→ **Instructions to follow**:
Where a line below holds the string "兴森快捷", copy that line.

START Input material

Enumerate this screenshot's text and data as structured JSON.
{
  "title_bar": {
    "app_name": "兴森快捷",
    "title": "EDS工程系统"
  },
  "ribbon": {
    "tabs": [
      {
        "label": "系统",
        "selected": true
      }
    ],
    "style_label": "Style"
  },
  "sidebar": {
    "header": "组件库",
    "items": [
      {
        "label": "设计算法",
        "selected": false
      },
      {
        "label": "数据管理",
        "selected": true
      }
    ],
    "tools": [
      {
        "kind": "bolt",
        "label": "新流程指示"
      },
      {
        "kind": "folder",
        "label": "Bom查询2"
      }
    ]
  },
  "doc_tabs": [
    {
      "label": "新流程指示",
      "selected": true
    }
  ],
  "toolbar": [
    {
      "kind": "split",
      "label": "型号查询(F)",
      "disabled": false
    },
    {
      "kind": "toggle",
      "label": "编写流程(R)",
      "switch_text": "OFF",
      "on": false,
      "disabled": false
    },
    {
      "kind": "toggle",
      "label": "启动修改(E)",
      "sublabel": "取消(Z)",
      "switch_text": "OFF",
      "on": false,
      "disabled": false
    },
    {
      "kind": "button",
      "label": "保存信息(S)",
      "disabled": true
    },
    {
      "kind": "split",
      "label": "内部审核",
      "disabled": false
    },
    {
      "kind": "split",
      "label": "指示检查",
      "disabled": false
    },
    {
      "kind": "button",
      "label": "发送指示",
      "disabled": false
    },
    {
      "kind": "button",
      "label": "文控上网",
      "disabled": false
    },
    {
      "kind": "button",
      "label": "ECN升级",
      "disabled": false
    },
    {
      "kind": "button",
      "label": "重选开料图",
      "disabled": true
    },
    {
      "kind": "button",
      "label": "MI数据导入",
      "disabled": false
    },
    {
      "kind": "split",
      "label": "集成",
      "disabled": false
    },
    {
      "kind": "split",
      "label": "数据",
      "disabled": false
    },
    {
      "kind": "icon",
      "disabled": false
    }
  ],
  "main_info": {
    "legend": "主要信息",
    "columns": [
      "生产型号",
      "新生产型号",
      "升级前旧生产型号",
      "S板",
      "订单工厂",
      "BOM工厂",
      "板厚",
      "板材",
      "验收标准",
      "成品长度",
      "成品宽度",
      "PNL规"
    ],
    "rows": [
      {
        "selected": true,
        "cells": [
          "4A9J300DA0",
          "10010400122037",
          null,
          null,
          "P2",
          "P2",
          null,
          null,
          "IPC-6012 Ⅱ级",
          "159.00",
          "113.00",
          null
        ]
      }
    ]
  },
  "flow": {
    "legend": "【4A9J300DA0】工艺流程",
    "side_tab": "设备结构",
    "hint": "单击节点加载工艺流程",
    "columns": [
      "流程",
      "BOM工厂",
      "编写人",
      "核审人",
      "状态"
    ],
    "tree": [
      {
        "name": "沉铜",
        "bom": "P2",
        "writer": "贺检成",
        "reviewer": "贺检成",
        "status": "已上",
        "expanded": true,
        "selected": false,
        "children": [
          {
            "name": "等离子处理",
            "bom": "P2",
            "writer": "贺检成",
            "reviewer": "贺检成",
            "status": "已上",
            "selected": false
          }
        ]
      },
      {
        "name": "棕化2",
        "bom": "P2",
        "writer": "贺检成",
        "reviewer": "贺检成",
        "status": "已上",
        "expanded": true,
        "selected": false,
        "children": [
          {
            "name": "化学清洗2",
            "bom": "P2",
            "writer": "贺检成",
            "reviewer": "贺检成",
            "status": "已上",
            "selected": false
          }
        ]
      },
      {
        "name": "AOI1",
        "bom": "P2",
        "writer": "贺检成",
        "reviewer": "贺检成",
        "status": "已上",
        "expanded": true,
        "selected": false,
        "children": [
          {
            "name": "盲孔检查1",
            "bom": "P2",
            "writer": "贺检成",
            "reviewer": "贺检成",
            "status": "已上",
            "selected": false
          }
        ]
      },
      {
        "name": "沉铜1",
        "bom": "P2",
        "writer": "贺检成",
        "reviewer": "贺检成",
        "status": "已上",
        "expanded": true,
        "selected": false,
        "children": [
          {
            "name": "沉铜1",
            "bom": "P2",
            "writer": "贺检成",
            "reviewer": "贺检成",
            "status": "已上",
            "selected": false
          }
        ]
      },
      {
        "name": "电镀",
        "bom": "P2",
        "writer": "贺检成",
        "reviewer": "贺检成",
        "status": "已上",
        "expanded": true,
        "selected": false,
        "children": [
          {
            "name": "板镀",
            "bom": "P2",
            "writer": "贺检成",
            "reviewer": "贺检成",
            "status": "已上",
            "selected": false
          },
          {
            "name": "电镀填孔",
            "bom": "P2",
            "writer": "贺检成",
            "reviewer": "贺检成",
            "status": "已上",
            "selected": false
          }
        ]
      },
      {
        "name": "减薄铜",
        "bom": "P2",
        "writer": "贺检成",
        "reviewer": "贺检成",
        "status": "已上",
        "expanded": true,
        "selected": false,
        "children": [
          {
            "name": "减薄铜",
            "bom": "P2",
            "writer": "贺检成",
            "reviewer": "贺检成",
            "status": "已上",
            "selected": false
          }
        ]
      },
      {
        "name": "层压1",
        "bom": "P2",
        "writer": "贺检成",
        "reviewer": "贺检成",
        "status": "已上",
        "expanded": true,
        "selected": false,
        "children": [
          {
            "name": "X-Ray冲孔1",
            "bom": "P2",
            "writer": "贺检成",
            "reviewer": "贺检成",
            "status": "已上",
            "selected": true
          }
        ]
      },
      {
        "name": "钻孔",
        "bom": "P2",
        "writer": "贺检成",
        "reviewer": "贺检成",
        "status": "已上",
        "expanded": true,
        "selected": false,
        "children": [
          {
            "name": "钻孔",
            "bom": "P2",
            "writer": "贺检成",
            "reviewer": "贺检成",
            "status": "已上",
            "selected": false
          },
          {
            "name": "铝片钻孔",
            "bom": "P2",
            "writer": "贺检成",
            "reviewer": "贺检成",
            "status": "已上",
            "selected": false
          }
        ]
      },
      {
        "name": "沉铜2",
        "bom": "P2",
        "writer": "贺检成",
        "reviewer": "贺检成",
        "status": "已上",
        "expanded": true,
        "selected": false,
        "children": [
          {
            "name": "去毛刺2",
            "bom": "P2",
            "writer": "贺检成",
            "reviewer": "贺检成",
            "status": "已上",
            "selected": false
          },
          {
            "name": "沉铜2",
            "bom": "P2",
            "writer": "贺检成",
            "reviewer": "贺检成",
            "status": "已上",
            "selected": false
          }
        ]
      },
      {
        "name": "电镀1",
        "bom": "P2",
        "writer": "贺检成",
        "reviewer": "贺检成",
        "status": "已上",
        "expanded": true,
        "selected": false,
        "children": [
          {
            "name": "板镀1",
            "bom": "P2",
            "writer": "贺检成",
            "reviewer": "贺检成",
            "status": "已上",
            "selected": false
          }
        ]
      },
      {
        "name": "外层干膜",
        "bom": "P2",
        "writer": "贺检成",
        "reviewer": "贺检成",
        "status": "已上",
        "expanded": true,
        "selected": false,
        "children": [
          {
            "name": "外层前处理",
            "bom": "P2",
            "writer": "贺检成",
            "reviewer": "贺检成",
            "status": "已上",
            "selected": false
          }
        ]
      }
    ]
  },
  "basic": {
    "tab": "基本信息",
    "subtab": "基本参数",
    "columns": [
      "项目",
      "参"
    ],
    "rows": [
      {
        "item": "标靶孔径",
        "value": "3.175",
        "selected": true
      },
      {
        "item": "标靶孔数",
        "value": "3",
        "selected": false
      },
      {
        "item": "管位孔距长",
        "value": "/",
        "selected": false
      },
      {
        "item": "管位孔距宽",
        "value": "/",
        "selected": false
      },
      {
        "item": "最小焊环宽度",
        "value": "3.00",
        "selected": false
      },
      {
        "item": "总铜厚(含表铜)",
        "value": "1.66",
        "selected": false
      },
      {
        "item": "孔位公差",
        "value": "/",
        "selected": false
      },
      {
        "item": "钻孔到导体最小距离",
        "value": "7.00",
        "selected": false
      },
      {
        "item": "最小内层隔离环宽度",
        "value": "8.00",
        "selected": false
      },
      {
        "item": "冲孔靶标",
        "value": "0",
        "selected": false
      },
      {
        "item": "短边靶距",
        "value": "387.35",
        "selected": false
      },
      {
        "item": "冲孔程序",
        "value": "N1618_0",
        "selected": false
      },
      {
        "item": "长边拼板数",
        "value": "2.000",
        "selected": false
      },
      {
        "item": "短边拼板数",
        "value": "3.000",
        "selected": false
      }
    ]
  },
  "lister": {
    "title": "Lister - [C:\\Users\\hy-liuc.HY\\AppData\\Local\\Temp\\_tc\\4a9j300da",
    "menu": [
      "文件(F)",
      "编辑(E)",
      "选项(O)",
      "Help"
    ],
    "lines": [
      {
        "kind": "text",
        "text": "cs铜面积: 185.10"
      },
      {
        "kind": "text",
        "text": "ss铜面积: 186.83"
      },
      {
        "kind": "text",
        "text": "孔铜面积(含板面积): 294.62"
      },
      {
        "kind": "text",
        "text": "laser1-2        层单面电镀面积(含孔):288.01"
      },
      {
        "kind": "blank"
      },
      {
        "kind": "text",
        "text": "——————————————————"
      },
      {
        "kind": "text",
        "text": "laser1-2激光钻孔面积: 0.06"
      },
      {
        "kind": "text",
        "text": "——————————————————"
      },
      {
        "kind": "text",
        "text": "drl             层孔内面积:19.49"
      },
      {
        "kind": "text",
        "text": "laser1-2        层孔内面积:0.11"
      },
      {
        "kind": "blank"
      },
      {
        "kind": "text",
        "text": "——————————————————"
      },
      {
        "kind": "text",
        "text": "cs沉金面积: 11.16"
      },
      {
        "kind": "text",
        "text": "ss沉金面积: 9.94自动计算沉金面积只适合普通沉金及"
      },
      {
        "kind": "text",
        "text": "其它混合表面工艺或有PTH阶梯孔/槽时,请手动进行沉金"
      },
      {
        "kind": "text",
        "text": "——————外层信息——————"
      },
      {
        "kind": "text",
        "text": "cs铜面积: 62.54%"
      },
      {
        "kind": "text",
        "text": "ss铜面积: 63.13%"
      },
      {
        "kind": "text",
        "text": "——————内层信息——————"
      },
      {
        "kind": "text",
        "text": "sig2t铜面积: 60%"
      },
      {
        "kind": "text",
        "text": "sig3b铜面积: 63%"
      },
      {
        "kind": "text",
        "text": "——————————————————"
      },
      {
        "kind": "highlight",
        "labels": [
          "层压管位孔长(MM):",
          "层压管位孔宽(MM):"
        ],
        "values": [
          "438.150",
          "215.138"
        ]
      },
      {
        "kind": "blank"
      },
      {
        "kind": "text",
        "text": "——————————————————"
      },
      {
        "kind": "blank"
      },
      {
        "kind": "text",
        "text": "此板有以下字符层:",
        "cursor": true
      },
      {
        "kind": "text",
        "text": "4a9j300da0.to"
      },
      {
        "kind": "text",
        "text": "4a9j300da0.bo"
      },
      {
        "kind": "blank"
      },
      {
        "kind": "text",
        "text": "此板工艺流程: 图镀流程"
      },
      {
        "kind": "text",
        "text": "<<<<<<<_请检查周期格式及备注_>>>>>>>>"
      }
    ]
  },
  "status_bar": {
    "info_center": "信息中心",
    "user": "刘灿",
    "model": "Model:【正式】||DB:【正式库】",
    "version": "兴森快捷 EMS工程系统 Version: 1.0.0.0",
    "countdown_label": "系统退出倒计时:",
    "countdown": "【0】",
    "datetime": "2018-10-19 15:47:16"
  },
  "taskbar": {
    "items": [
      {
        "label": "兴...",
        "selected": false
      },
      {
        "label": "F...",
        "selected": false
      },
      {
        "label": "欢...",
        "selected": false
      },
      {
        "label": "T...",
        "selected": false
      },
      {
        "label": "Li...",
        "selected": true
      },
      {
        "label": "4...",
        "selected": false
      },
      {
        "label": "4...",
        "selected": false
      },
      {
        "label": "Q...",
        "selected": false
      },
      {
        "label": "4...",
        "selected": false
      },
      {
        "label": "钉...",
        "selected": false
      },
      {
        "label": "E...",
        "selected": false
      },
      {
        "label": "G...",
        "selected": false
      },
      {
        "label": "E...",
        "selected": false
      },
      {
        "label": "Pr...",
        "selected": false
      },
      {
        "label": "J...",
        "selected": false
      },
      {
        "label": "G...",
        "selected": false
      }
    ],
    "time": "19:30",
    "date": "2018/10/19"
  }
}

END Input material

→ **Written response**:
    "app_name": "兴森快捷",
    "version": "兴森快捷 EMS工程系统 Version: 1.0.0.0",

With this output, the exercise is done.